Proteolytic enzymes released from intestinal tissues activate sensory neurons and generate visceral hypersensitivity in mice, via the proteinase-activated receptor-2 (PAR2 or F2RL1). PAR2-induced visceral hypersensitivity requires activation of TRP cation channel, subfamily V, member 4 (TRPV4), which is widely expressed in the gastrointestinal tract and also regulates serotonin- or histamine-induced visceral hypersensitivity. Activation of TRPV1 and transient receptor potential ankyrin-1 (TRPA1) also induce visceral hypersensitivity in mice.
PUFA metabolites can signal through TRPV1, TRPV4, and TRPA19. Although basic research studies have demonstrated roles for TRP channels in general pain responses, little is known about their endogenous agonists human pain-associated diseases.
Nicolas Cenac et al measured the levels of these endogenous agonists intestinal tissues from patients with IBS and investigated their activities in mice.

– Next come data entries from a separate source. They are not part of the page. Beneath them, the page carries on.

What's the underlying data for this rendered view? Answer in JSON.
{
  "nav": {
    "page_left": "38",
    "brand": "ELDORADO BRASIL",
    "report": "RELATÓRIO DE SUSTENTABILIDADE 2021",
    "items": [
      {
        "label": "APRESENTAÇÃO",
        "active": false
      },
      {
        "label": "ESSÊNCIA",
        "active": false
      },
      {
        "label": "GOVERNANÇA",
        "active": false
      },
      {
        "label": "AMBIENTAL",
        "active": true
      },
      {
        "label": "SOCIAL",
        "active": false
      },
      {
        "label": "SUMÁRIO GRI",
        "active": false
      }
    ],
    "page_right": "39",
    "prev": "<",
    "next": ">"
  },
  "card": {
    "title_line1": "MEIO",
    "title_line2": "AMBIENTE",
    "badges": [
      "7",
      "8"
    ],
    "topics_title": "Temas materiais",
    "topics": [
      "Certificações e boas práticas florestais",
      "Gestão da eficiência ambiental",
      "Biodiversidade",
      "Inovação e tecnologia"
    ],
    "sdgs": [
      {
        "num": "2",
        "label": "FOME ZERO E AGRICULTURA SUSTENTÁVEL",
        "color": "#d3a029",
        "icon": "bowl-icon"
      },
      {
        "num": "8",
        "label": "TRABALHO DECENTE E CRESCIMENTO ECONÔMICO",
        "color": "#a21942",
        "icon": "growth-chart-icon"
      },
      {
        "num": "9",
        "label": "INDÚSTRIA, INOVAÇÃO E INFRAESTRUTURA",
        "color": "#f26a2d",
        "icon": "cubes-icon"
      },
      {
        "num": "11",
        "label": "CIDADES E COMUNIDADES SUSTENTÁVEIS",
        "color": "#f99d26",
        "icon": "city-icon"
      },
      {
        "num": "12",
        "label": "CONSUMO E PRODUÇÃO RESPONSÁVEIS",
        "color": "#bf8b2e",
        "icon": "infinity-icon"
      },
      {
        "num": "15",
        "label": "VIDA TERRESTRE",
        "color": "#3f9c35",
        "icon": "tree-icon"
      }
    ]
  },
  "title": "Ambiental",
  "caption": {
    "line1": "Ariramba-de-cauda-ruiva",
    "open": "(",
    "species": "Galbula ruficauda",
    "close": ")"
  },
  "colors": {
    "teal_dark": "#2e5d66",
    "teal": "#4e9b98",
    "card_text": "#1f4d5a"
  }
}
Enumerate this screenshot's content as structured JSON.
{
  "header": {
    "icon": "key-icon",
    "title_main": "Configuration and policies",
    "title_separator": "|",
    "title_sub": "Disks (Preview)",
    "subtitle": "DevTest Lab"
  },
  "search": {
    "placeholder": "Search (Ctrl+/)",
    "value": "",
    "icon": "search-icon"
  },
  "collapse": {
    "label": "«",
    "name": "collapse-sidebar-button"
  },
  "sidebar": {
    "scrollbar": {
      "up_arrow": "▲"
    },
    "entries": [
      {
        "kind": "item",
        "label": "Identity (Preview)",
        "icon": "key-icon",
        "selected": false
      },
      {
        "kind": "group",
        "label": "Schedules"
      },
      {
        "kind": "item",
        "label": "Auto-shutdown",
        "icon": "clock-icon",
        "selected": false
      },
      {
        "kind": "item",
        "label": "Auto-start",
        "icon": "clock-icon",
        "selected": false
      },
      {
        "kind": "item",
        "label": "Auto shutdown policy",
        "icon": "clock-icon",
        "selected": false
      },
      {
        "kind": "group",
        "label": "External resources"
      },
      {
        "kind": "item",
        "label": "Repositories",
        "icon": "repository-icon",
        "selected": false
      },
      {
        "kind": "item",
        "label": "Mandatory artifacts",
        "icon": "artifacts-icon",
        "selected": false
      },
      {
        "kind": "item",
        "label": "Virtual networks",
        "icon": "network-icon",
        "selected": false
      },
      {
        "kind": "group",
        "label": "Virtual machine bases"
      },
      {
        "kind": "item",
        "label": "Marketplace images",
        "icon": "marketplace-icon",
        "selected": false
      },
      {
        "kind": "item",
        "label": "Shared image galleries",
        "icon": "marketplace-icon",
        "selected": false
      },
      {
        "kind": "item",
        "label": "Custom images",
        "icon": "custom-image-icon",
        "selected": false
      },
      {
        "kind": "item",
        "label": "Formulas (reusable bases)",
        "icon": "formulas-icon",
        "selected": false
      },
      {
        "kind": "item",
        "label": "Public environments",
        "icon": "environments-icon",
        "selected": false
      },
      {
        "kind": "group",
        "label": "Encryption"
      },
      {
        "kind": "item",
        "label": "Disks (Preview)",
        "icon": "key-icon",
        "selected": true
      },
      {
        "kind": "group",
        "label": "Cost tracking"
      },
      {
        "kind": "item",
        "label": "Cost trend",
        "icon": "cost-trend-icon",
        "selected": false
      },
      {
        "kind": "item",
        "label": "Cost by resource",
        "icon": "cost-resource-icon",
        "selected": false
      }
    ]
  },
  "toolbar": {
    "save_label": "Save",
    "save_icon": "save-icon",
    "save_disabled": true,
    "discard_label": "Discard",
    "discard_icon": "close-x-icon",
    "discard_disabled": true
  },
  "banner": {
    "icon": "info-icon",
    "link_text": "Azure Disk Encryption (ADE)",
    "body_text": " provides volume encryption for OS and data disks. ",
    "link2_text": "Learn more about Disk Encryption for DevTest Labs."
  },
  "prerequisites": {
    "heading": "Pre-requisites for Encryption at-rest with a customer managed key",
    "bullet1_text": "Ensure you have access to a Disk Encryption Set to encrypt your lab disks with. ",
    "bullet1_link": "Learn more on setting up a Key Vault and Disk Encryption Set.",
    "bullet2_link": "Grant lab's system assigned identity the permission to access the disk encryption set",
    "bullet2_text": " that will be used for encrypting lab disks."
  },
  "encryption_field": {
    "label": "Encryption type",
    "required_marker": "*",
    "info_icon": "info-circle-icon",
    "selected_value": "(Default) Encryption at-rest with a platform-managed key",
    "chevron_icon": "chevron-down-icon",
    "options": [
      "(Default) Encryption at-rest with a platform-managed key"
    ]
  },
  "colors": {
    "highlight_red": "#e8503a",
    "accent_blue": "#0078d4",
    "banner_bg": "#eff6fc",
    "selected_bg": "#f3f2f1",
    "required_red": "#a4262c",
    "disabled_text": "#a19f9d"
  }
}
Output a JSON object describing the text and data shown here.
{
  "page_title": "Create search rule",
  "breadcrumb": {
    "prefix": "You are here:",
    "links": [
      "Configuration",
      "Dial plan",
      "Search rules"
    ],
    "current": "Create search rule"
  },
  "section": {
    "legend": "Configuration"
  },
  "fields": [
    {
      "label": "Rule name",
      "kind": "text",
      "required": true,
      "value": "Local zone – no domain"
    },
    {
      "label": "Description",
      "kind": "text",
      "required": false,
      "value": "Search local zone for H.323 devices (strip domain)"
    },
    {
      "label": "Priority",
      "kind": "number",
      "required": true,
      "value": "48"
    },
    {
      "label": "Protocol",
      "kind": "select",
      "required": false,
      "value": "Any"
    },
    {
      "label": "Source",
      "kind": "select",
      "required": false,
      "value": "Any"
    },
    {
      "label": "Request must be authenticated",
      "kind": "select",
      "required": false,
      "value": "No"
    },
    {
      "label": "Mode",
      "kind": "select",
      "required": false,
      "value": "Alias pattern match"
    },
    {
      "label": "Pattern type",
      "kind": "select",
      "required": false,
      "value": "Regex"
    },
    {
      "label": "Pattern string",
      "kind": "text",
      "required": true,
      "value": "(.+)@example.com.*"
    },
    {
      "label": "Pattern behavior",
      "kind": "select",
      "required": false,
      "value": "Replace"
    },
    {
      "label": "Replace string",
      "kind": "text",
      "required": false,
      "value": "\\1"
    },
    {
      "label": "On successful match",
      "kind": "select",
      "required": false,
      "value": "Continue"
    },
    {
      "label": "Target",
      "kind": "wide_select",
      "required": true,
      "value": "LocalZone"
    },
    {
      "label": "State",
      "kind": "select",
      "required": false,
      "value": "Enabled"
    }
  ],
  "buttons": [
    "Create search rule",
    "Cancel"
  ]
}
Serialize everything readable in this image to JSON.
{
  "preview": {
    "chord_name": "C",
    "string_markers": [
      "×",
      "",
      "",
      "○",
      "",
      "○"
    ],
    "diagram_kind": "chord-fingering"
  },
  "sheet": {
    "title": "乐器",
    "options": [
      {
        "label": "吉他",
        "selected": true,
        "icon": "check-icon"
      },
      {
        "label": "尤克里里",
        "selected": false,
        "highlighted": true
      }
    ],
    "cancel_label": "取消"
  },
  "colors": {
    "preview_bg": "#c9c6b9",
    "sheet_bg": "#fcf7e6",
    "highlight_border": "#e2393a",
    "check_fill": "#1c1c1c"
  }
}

They found that levels of the TRPV4 agonist 5′, 6′-epoxyeicosatrienoic acid (5,6-EET), but not TRPV1 or TRPA1 agonists, were increased in biopsies from patients with IBS compared to subjects without IBS (controls). Increases correlated with pain and bloating scores.
Supernatants from IBS biopsies, but not from controls, induced visceral hypersensitivity in mice. Small interfering RNA knockdown of TRPV4 in mouse primary afferent neurons inhibited the hypersensitivity caused by supernatants from IBS biopsies.
Levels of 5,6-EET and another PUFA metabolite, 15-HETE, were increased in colons of mice with, but not without, visceral hypersensitivity. PUFA metabolites extracted from IBS biopsies or colons of mice with visceral hypersensitivity activated mouse sensory neurons in vitro, via activation of TRPV4.
In human dorsal root ganglia, TPV4 was expressed by 35% of neurons.
Cenac et al conclude that TRPV4 and its endogenous agonist 5,6-EET mediate hypersensitivity-associated IBS. Therapeutic agents might be therefore developed to reduce channel activation. Proteases and TRPV4 have also been associated with inflammatory bowel diseases and arthritis, so the production of endogenous TRPV4 agonists could also be increased in tissues of patients with these inflammatory conditions.
In an editorial that accompanies the article, Sushil K. Sarna and John H. Winston write that the next step will be to block the observed mediators in patients with IBS, and to evaluate any potential side effects that may result from such blockade.